Work to complete
Find and copy every line in the records that includes the string "from".

################

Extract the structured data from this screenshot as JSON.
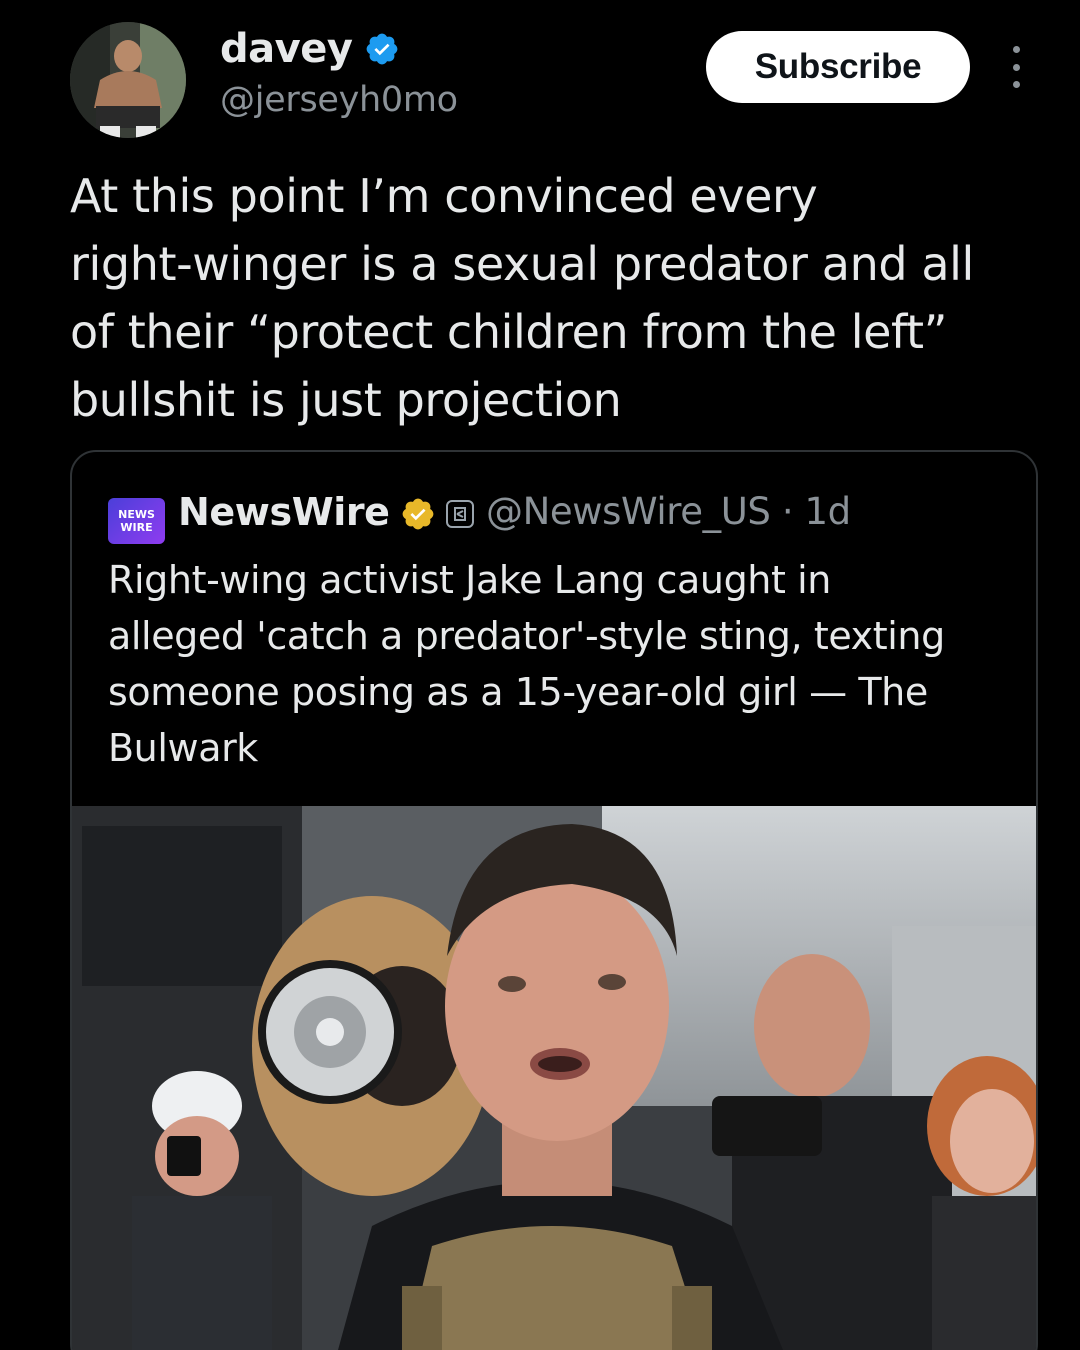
{
  "author": {
    "display_name": "davey",
    "handle": "@jerseyh0mo",
    "avatar_icon": "avatar-photo"
  },
  "header": {
    "subscribe_label": "Subscribe",
    "more_icon": "more-vertical-icon"
  },
  "tweet": {
    "lines": [
      "At this point I’m convinced every",
      "right-winger is a sexual predator and all",
      "of their “protect children from the left”",
      "bullshit is just projection"
    ]
  },
  "quote": {
    "logo_text": [
      "NEWS",
      "WIRE"
    ],
    "display_name": "NewsWire",
    "handle_time": "@NewsWire_US · 1d",
    "lines": [
      "Right-wing activist Jake Lang caught in",
      "alleged 'catch a predator'-style sting, texting",
      "someone posing as a 15-year-old girl — The",
      "Bulwark"
    ]
  },
  "colors": {
    "background": "#000000",
    "text": "#e7e9ea",
    "secondary_text": "#8b9298",
    "verified_blue": "#1d9bf0",
    "verified_gold": "#e8b829",
    "border": "#2f3336"
  }
}
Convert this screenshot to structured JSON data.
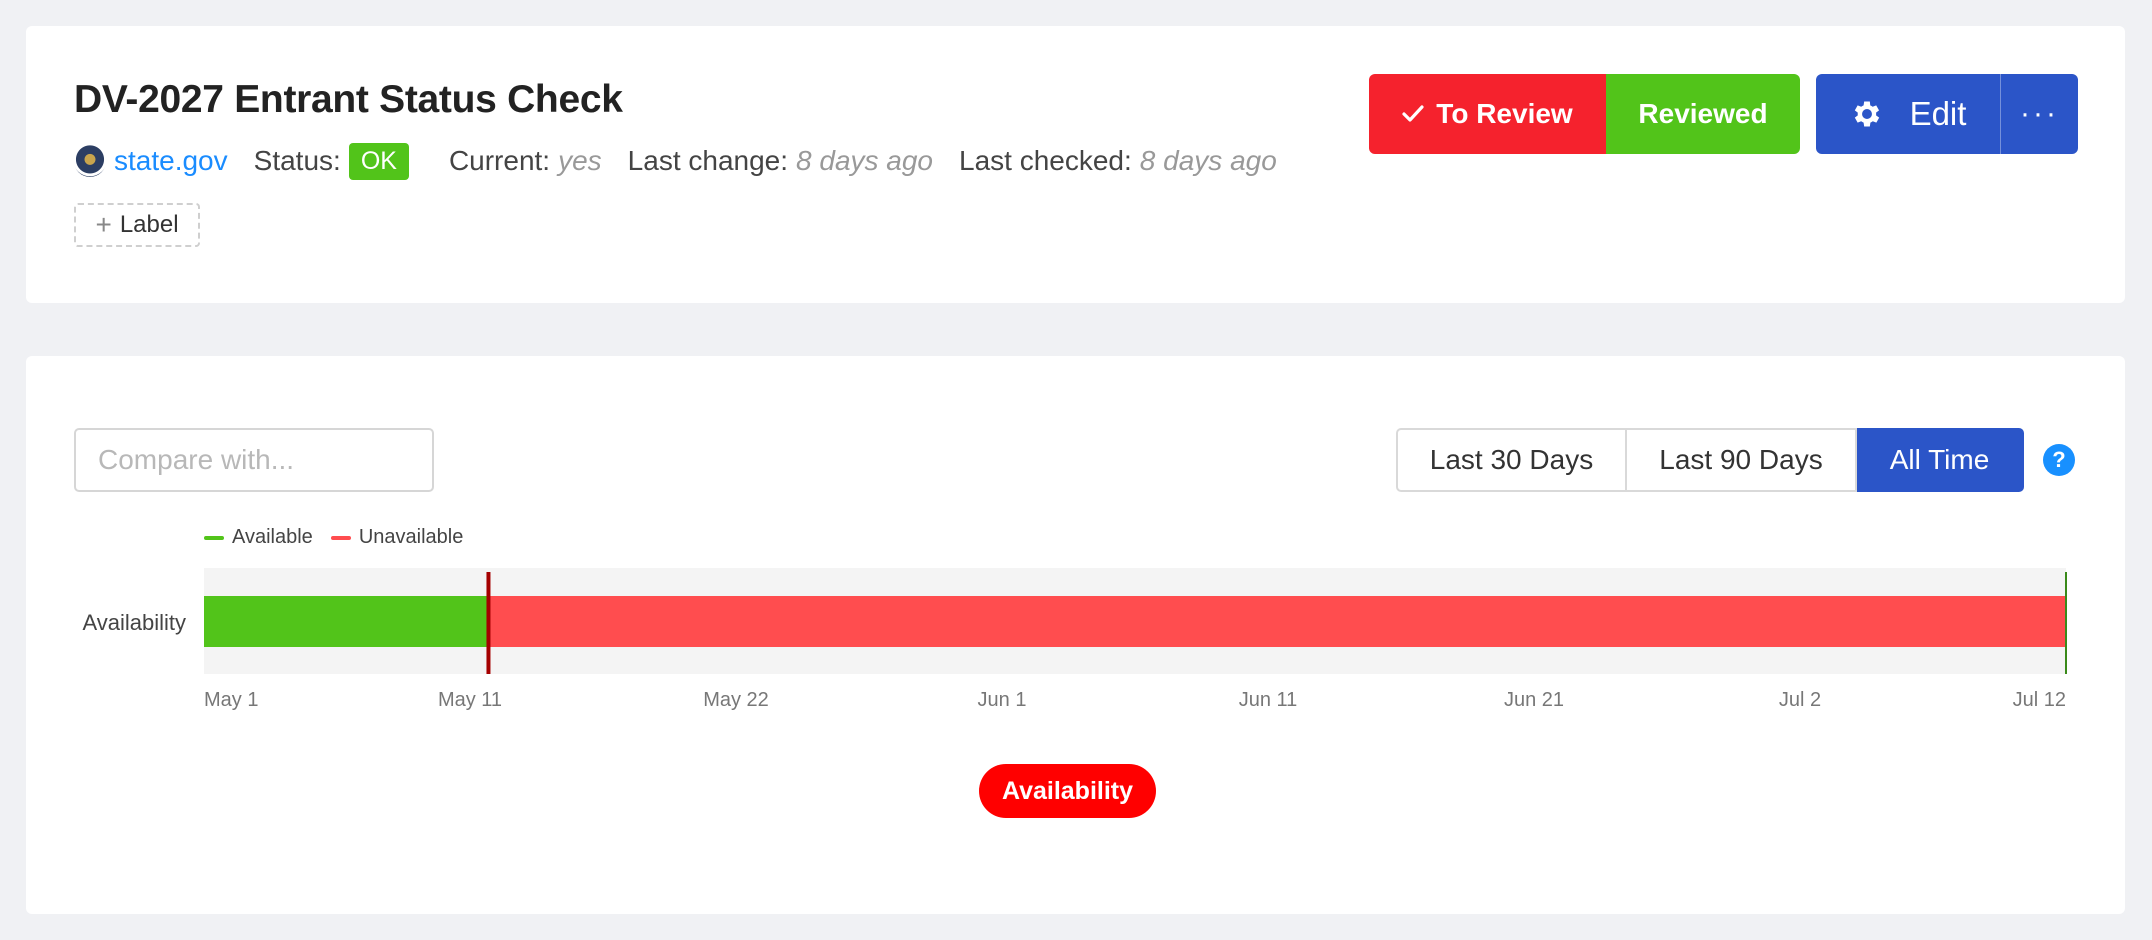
{
  "header": {
    "title": "DV-2027 Entrant Status Check",
    "site": "state.gov",
    "status_label": "Status:",
    "status_value": "OK",
    "current_label": "Current:",
    "current_value": "yes",
    "last_change_label": "Last change:",
    "last_change_value": "8 days ago",
    "last_checked_label": "Last checked:",
    "last_checked_value": "8 days ago",
    "add_label": "Label"
  },
  "actions": {
    "to_review": "To Review",
    "reviewed": "Reviewed",
    "edit": "Edit",
    "more": "···"
  },
  "controls": {
    "compare_placeholder": "Compare with...",
    "ranges": [
      "Last 30 Days",
      "Last 90 Days",
      "All Time"
    ],
    "active_range": "All Time",
    "help": "?"
  },
  "colors": {
    "available": "#52c41a",
    "unavailable": "#ff4d4f",
    "primary": "#2b55c8",
    "danger": "#f5222d"
  },
  "chart_data": {
    "type": "bar",
    "ylabel": "Availability",
    "categories": [
      "Availability"
    ],
    "legend": [
      {
        "name": "Available",
        "color": "#52c41a"
      },
      {
        "name": "Unavailable",
        "color": "#ff4d4f"
      }
    ],
    "x_ticks": [
      "May 1",
      "May 11",
      "May 22",
      "Jun 1",
      "Jun 11",
      "Jun 21",
      "Jul 2",
      "Jul 12"
    ],
    "x_range": [
      "May 1",
      "Jul 12"
    ],
    "segments": [
      {
        "series": "Available",
        "start": "May 1",
        "end": "May 12"
      },
      {
        "series": "Unavailable",
        "start": "May 12",
        "end": "Jul 12"
      }
    ],
    "markers": [
      "May 12",
      "Jul 12"
    ],
    "toggle_label": "Availability"
  }
}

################

Task result
Extract the structured data from this screenshot as JSON.
      "of their “protect children from the left”",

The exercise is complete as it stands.